Gregory Albert Thomas pleaded guilty to distributing in excess of five grams of "crack" cocaine in violation of 21 U.S.C. § 841(a)(1) (1988). At the sentencing hearing, Thomas testified regarding his participation in the underlying conspiracy. The district court found that two of Thomas's coconspirators' drug transactions were foreseeable to Thomas and, therefore, included these in arriving at Thomas's base offense level (thirty). Although Thomas testified on the issue of withdrawal from the conspiracy, the court failed to offer him the opportunity to allocute prior to sentencing. Thomas appeals, contending that this was error and that, upon remand, he should be re-sentenced by a different judge.*
The district court must provide a criminal defendant with the opportunity to address the court directly prior to sentencing. United States v. Miller, 849 F.2d 896 (4th Cir. 1988); Fed. R. Crim. P. 32(a)(1)(C). Failure to do so requires that the sentence be vacated and the case remanded for resentencing. Id. The Government concedes that a remand for allocution is required in this case.

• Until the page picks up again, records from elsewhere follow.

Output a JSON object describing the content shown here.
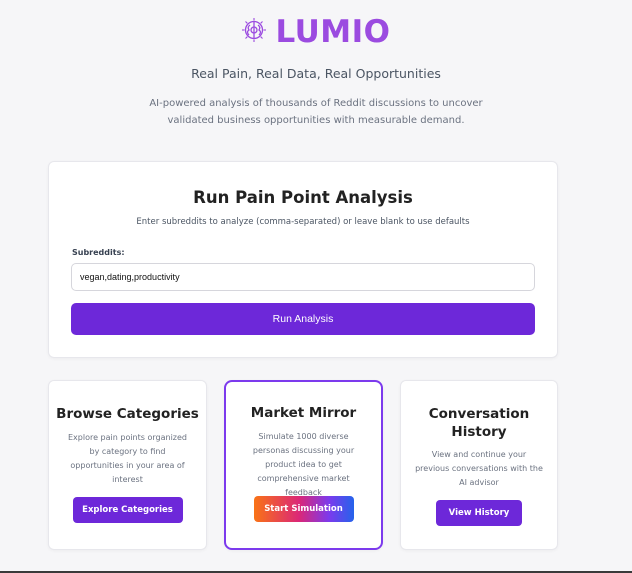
{
  "brand": {
    "name": "LUMIO",
    "logo_icon": "brain-icon",
    "accent": "#9b4be0"
  },
  "hero": {
    "tagline": "Real Pain, Real Data, Real Opportunities",
    "description": "AI-powered analysis of thousands of Reddit discussions to uncover validated business opportunities with measurable demand."
  },
  "analysis": {
    "title": "Run Pain Point Analysis",
    "subtitle": "Enter subreddits to analyze (comma-separated) or leave blank to use defaults",
    "field_label": "Subreddits:",
    "field_value": "vegan,dating,productivity",
    "button_label": "Run Analysis",
    "button_color": "#6d28d9"
  },
  "features": [
    {
      "title": "Browse Categories",
      "description": "Explore pain points organized by category to find opportunities in your area of interest",
      "button": "Explore Categories"
    },
    {
      "title": "Market Mirror",
      "description": "Simulate 1000 diverse personas discussing your product idea to get comprehensive market feedback",
      "button": "Start Simulation"
    },
    {
      "title": "Conversation History",
      "description": "View and continue your previous conversations with the AI advisor",
      "button": "View History"
    }
  ]
}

However, the Government opposes remanding the case to a different judge. Thomas argues that "a new sentencing judge should be appointed in the public interest, and for the judge's sake and for the appearance of justice." (Brief of Appellant, p. 13). Thomas does not allege bias on the part of the district court judge. Rather, he contends that under the three-part test adopted by this Court in United States v. Guglielmi, 929 F.2d 1001 (4th Cir. 1991), he is entitled to a remand to a new judge. The elements of that test are:
(1) whether the original judge would reasonably be expected upon remand to have substantial difficulty in putting out of his or her mind previously expressed views or findings determined to be erroneous or based on evidence that must be rejected,
(2) whether reassignment is advisable to preserve the appearance of justice, and
(3) whether reassignment would entail waste and duplication out of proportion to any gain in preserving the appearance of fairness.
Id. at 1007 (quoting United States v. Robin, 553 F.2d 8, 10 (2d. Cir. 1977).
Thomas argues that part one is met because the district court was misled by what he characterizes as "misstatements" in the Government's sentencing memorandum. However, there has been no determination that the judge's views or findings were erroneous or based on evidence that must be rejected. It is possible that the allocution will persuade the judge to impose a different sentence. In any event, our review of the transcript of Thomas's sentencing hearing reveals that neither of the "misstatements" referred to by Thomas had any bearing on the judge's decision.
VACATED AND REMANDED
We previously granted the parties' motion to submit this case on the briefs without oral argument